When was the last time you listened to someone – truly listened to them – without judging, personalizing or trying to shape the other person’s thoughts to align more closely with yours?
I had a fascinating conversation with a Muslim gentleman while waiting for my car to be serviced yesterday morning. He was telling me about his experience with Ramadan this year, which apparently was much more fulfilling for him than it had been in previous years as a result of his faithful observation of the month of fasting and his prudent (and not gluttonous) breaking the fast each evening.
According to the Quran, “[T]he month of Ramadan is that in which was revealed the Quran.” As I understand it, Ramadan is considered to be the most sacred month of the Islamic calendar and is essentially a month of fasting, spiritual reflection, heightened devotion and worship. Charity is also central to Islam, and the observances kept during this sacred month also help remind Muslims of the plight and needs of those less fortunate than themselves.
At any rate, this gentleman’s enthusiasm was infectious, but it occurred to me how many prejudices could have blocked the sublime and pure transference of feeling we were sharing in that moment. Had either of us let race, color or creed divide rather than connect, that moment would most surely have been lost.

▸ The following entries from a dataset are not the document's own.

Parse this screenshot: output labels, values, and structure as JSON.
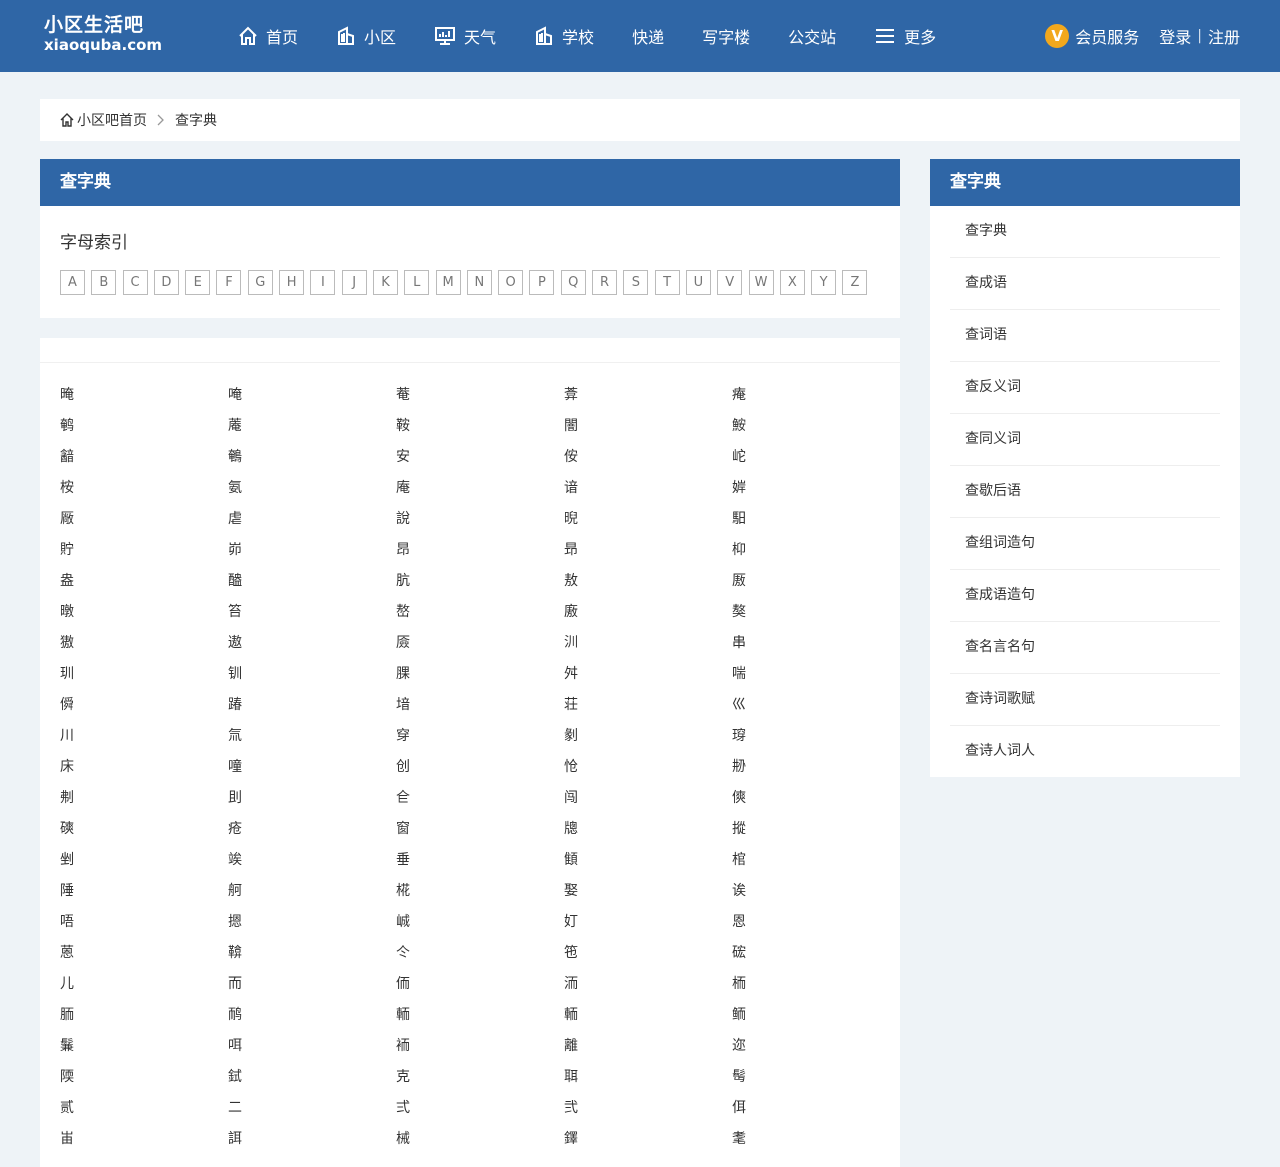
{
  "header": {
    "logo_cn": "小区生活吧",
    "logo_en": "xiaoquba.com",
    "nav": [
      {
        "label": "首页",
        "icon": "home-icon"
      },
      {
        "label": "小区",
        "icon": "building-icon"
      },
      {
        "label": "天气",
        "icon": "monitor-chart-icon"
      },
      {
        "label": "学校",
        "icon": "school-icon"
      },
      {
        "label": "快递",
        "icon": ""
      },
      {
        "label": "写字楼",
        "icon": ""
      },
      {
        "label": "公交站",
        "icon": ""
      },
      {
        "label": "更多",
        "icon": "menu-icon"
      }
    ],
    "vip_badge": "V",
    "vip_label": "会员服务",
    "login": "登录",
    "separator": "|",
    "register": "注册",
    "accent": "#2f66a6",
    "vip_color": "#f2a81d"
  },
  "breadcrumb": {
    "home": "小区吧首页",
    "current": "查字典"
  },
  "main": {
    "title": "查字典",
    "index_title": "字母索引",
    "letters": [
      "A",
      "B",
      "C",
      "D",
      "E",
      "F",
      "G",
      "H",
      "I",
      "J",
      "K",
      "L",
      "M",
      "N",
      "O",
      "P",
      "Q",
      "R",
      "S",
      "T",
      "U",
      "V",
      "W",
      "X",
      "Y",
      "Z"
    ],
    "chars": [
      "晻",
      "唵",
      "菴",
      "葊",
      "痷",
      "鹌",
      "蓭",
      "鞍",
      "闇",
      "鮟",
      "韽",
      "鵪",
      "安",
      "侒",
      "岮",
      "桉",
      "氨",
      "庵",
      "谙",
      "婩",
      "厰",
      "虐",
      "說",
      "晲",
      "馹",
      "貯",
      "峁",
      "昂",
      "昻",
      "枊",
      "盎",
      "醠",
      "肮",
      "敖",
      "厫",
      "暾",
      "笞",
      "嶅",
      "廒",
      "獒",
      "獓",
      "遨",
      "厱",
      "汌",
      "串",
      "玔",
      "钏",
      "腂",
      "舛",
      "喘",
      "僢",
      "踳",
      "堷",
      "荘",
      "巛",
      "川",
      "氚",
      "穿",
      "剶",
      "瑏",
      "床",
      "噇",
      "创",
      "怆",
      "刱",
      "刜",
      "刞",
      "仺",
      "闯",
      "傸",
      "磢",
      "疮",
      "窗",
      "牕",
      "摐",
      "剉",
      "竢",
      "垂",
      "顀",
      "棺",
      "陲",
      "舸",
      "椛",
      "娶",
      "诶",
      "唔",
      "摁",
      "峸",
      "奵",
      "恩",
      "蒽",
      "鞥",
      "仒",
      "竾",
      "硡",
      "儿",
      "而",
      "侕",
      "洏",
      "栭",
      "胹",
      "鸸",
      "輀",
      "輀",
      "鲕",
      "鬑",
      "咡",
      "袻",
      "離",
      "迩",
      "陾",
      "鉽",
      "克",
      "聑",
      "髩",
      "贰",
      "二",
      "弍",
      "弐",
      "佴",
      "峀",
      "誀",
      "械",
      "鐸",
      "耄"
    ]
  },
  "sidebar": {
    "title": "查字典",
    "items": [
      "查字典",
      "查成语",
      "查词语",
      "查反义词",
      "查同义词",
      "查歇后语",
      "查组词造句",
      "查成语造句",
      "查名言名句",
      "查诗词歌赋",
      "查诗人词人"
    ]
  }
}
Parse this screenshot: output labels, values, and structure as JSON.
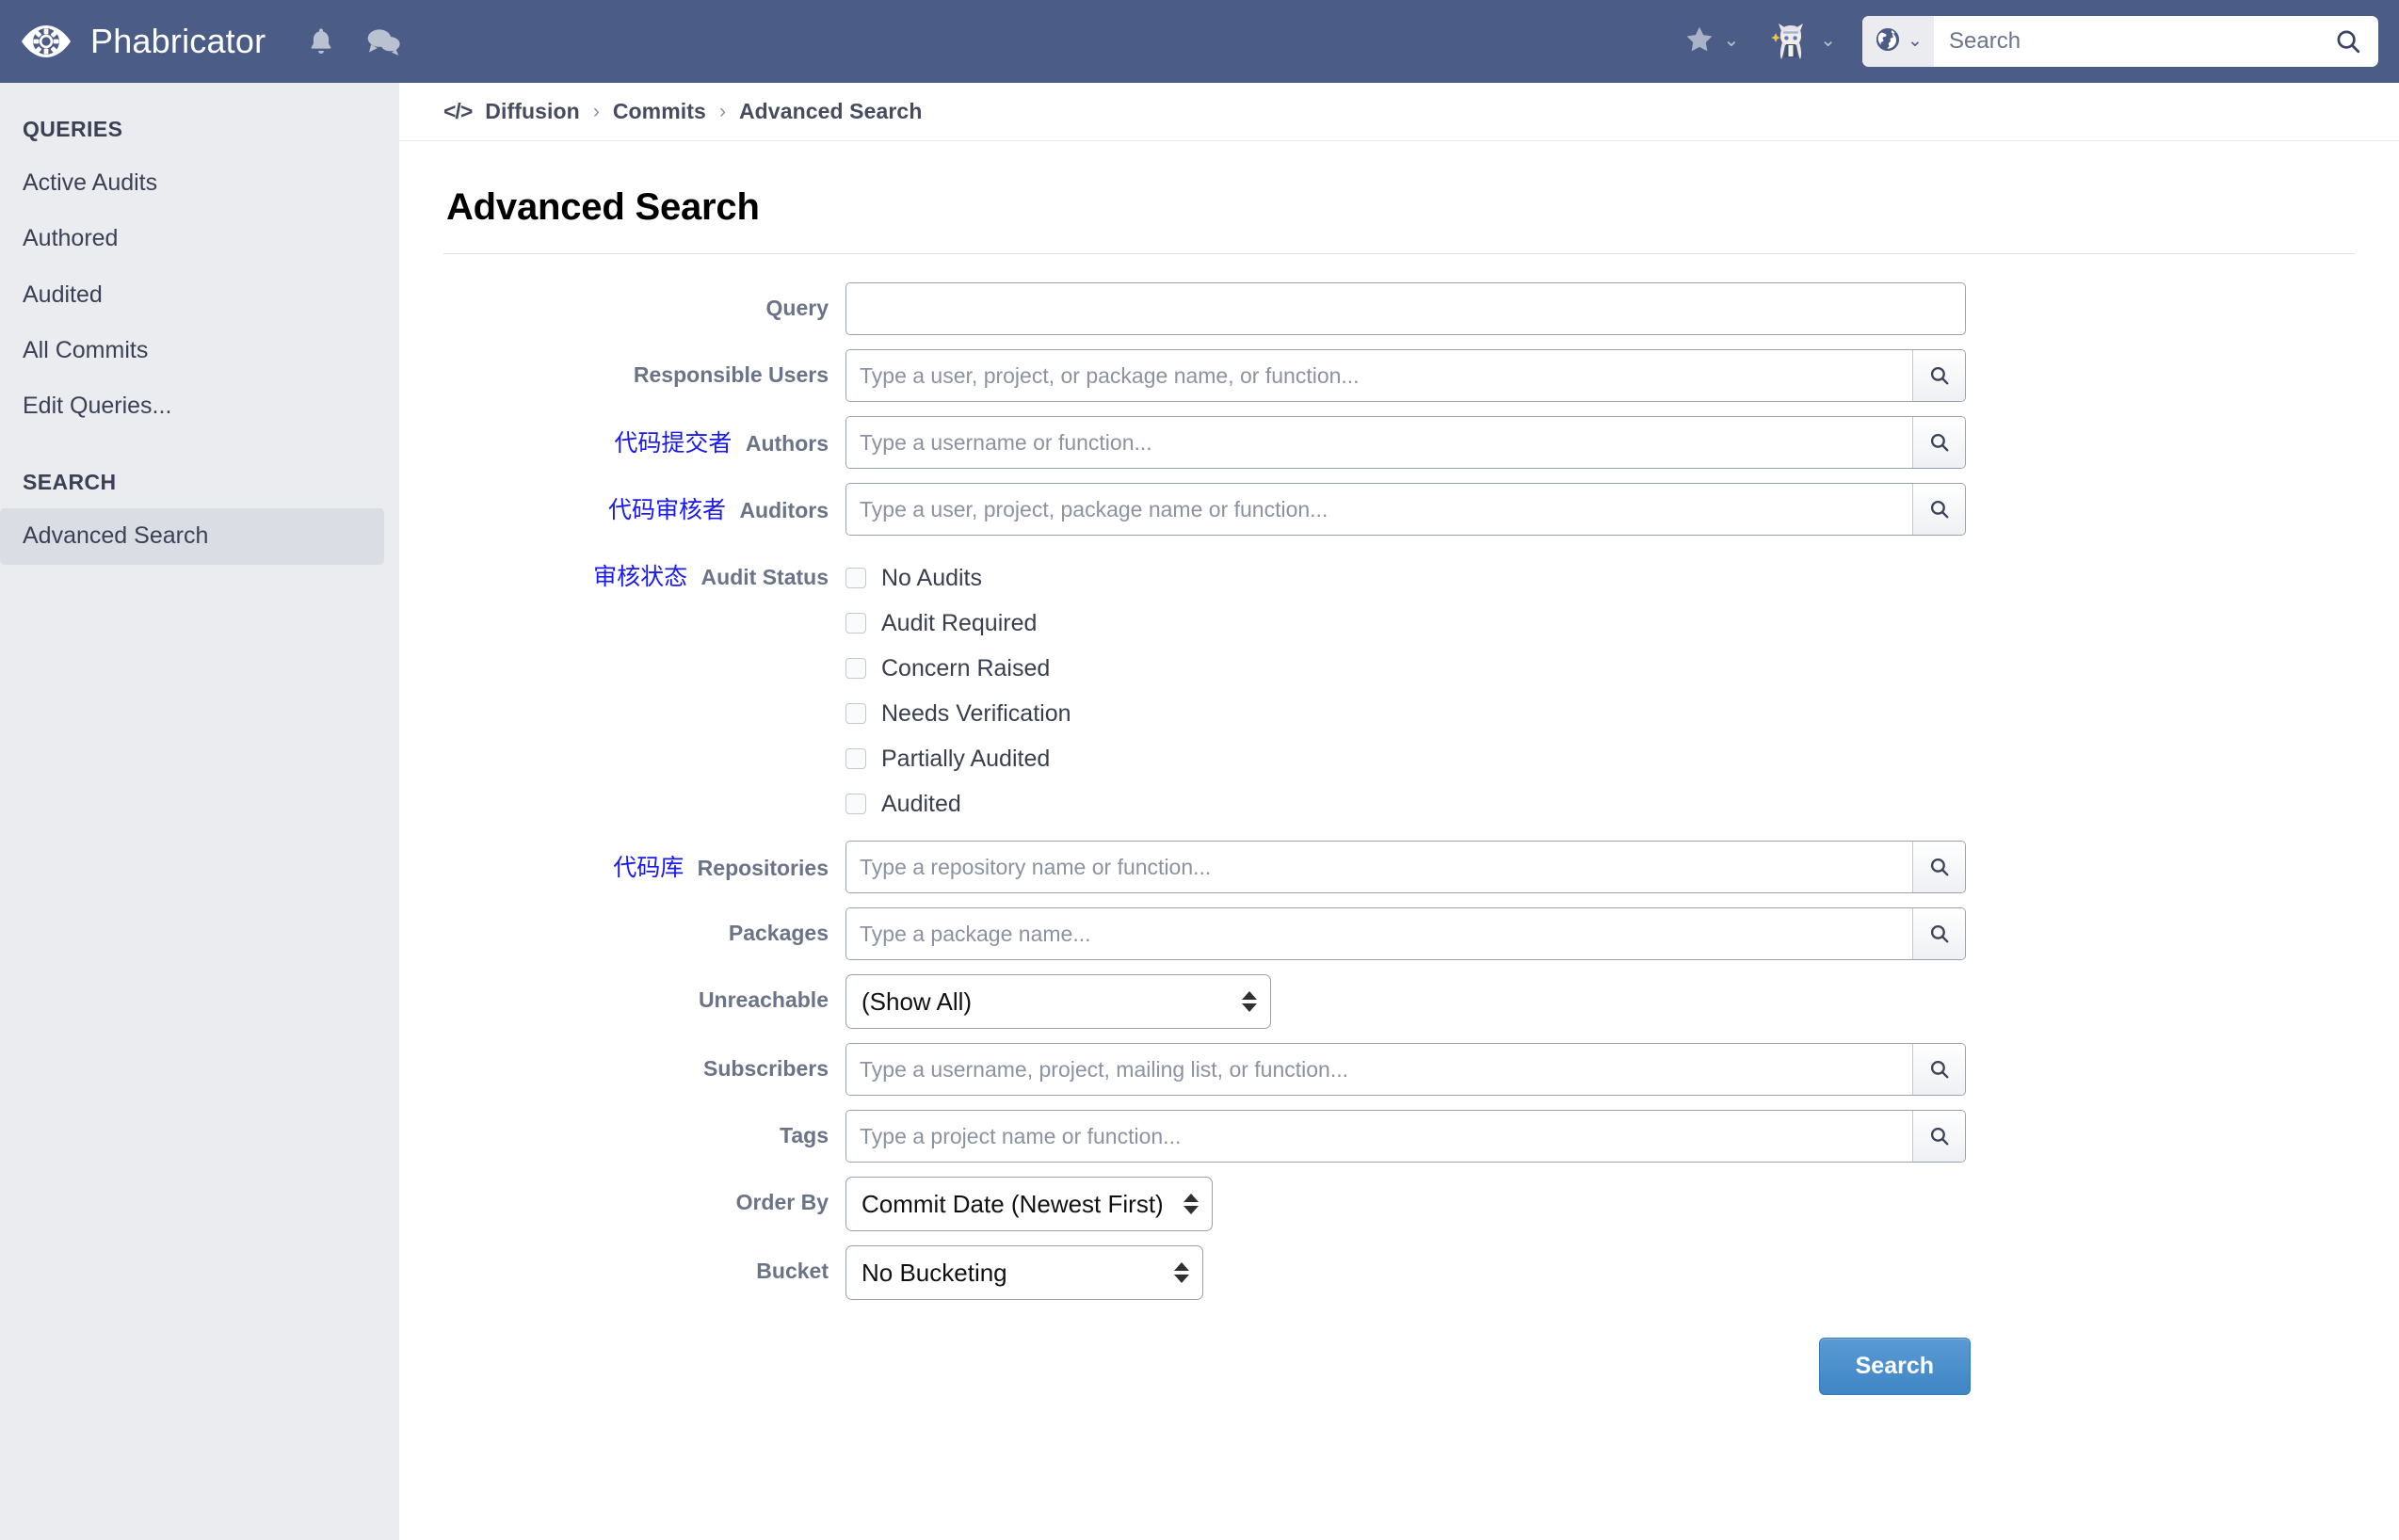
{
  "chrome": {
    "brand": "Phabricator",
    "logo_icon": "eye-gear-icon",
    "bell_icon": "bell-icon",
    "chat_icon": "chat-bubble-icon",
    "star_icon": "star-icon",
    "star_chevron_icon": "chevron-down-icon",
    "avatar_icon": "user-avatar",
    "avatar_chevron_icon": "chevron-down-icon",
    "search_scope_icon": "globe-icon",
    "search_scope_chevron_icon": "chevron-down-icon",
    "search_placeholder": "Search",
    "search_value": "",
    "search_submit_icon": "search-icon"
  },
  "sidebar": {
    "sections": [
      {
        "heading": "QUERIES",
        "items": [
          {
            "label": "Active Audits",
            "active": false
          },
          {
            "label": "Authored",
            "active": false
          },
          {
            "label": "Audited",
            "active": false
          },
          {
            "label": "All Commits",
            "active": false
          },
          {
            "label": "Edit Queries...",
            "active": false
          }
        ]
      },
      {
        "heading": "SEARCH",
        "items": [
          {
            "label": "Advanced Search",
            "active": true
          }
        ]
      }
    ]
  },
  "breadcrumb": {
    "icon": "code-icon",
    "items": [
      "Diffusion",
      "Commits",
      "Advanced Search"
    ],
    "separator": "›"
  },
  "page": {
    "title": "Advanced Search"
  },
  "form": {
    "query": {
      "label": "Query",
      "zh": "",
      "value": "",
      "placeholder": ""
    },
    "responsible_users": {
      "label": "Responsible Users",
      "zh": "",
      "value": "",
      "placeholder": "Type a user, project, or package name, or function..."
    },
    "authors": {
      "label": "Authors",
      "zh": "代码提交者",
      "value": "",
      "placeholder": "Type a username or function..."
    },
    "auditors": {
      "label": "Auditors",
      "zh": "代码审核者",
      "value": "",
      "placeholder": "Type a user, project, package name or function..."
    },
    "audit_status": {
      "label": "Audit Status",
      "zh": "审核状态",
      "options": [
        {
          "label": "No Audits",
          "checked": false
        },
        {
          "label": "Audit Required",
          "checked": false
        },
        {
          "label": "Concern Raised",
          "checked": false
        },
        {
          "label": "Needs Verification",
          "checked": false
        },
        {
          "label": "Partially Audited",
          "checked": false
        },
        {
          "label": "Audited",
          "checked": false
        }
      ]
    },
    "repositories": {
      "label": "Repositories",
      "zh": "代码库",
      "value": "",
      "placeholder": "Type a repository name or function..."
    },
    "packages": {
      "label": "Packages",
      "zh": "",
      "value": "",
      "placeholder": "Type a package name..."
    },
    "unreachable": {
      "label": "Unreachable",
      "zh": "",
      "selected": "(Show All)"
    },
    "subscribers": {
      "label": "Subscribers",
      "zh": "",
      "value": "",
      "placeholder": "Type a username, project, mailing list, or function..."
    },
    "tags": {
      "label": "Tags",
      "zh": "",
      "value": "",
      "placeholder": "Type a project name or function..."
    },
    "order_by": {
      "label": "Order By",
      "zh": "",
      "selected": "Commit Date (Newest First)"
    },
    "bucket": {
      "label": "Bucket",
      "zh": "",
      "selected": "No Bucketing"
    },
    "submit_label": "Search",
    "typeahead_icon": "search-icon"
  },
  "colors": {
    "chrome_bg": "#4b5d87",
    "sidebar_bg": "#ebecf0",
    "sidebar_active_bg": "#dadde4",
    "accent_button": "#3f86c5",
    "annotation_blue": "#1a1aee",
    "label_gray": "#6b7386"
  }
}
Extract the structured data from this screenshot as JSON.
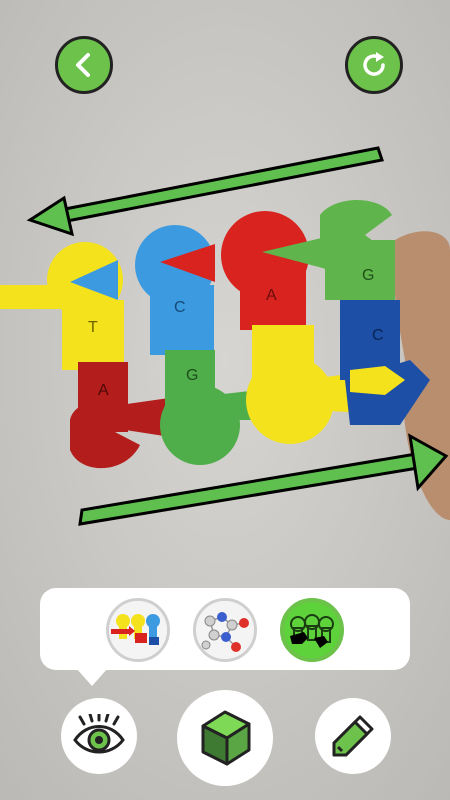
{
  "colors": {
    "accent_green": "#6cc24a",
    "adenine_red": "#d8231f",
    "thymine_yellow": "#f4e21c",
    "cytosine_blue": "#3c9be0",
    "guanine_green": "#59b44a",
    "guanine_dark_blue": "#1c4fa5",
    "panel_white": "#ffffff",
    "selected_ring": "#6cc24a"
  },
  "top_bar": {
    "back_button": {
      "icon": "chevron-left-icon"
    },
    "refresh_button": {
      "icon": "refresh-icon"
    }
  },
  "scene": {
    "description_free": true,
    "top_strand_letters": [
      "T",
      "C",
      "A",
      "G"
    ],
    "bottom_strand_letters": [
      "A",
      "G",
      "",
      "C"
    ],
    "strand_arrows": [
      "top-left",
      "bottom-right"
    ]
  },
  "mode_panel": {
    "modes": [
      {
        "id": "ladder",
        "icon": "dna-ladder-thumbnail",
        "selected": false
      },
      {
        "id": "molecule",
        "icon": "molecule-ball-thumbnail",
        "selected": false
      },
      {
        "id": "highlight",
        "icon": "highlighted-ladder-thumbnail",
        "selected": true
      }
    ]
  },
  "bottom_bar": {
    "view_button": {
      "icon": "eye-icon"
    },
    "ar_button": {
      "icon": "cube-icon"
    },
    "edit_button": {
      "icon": "pencil-icon"
    }
  }
}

It occurred to me at that moment that more important than any division is our common humanity. The body of humanity has suffered many bumps and bruises in its development through the ages and the conflicts and wars between the world’s races, religions, nations and social classes have left scars that are both painful and hard to conceal.
That said, they do not run as deep as they may seem to looking at them from above. It is not that hard to reach out to another human being, to lend him an ear and to respectfully, forgivingly and lovingly be a good listener.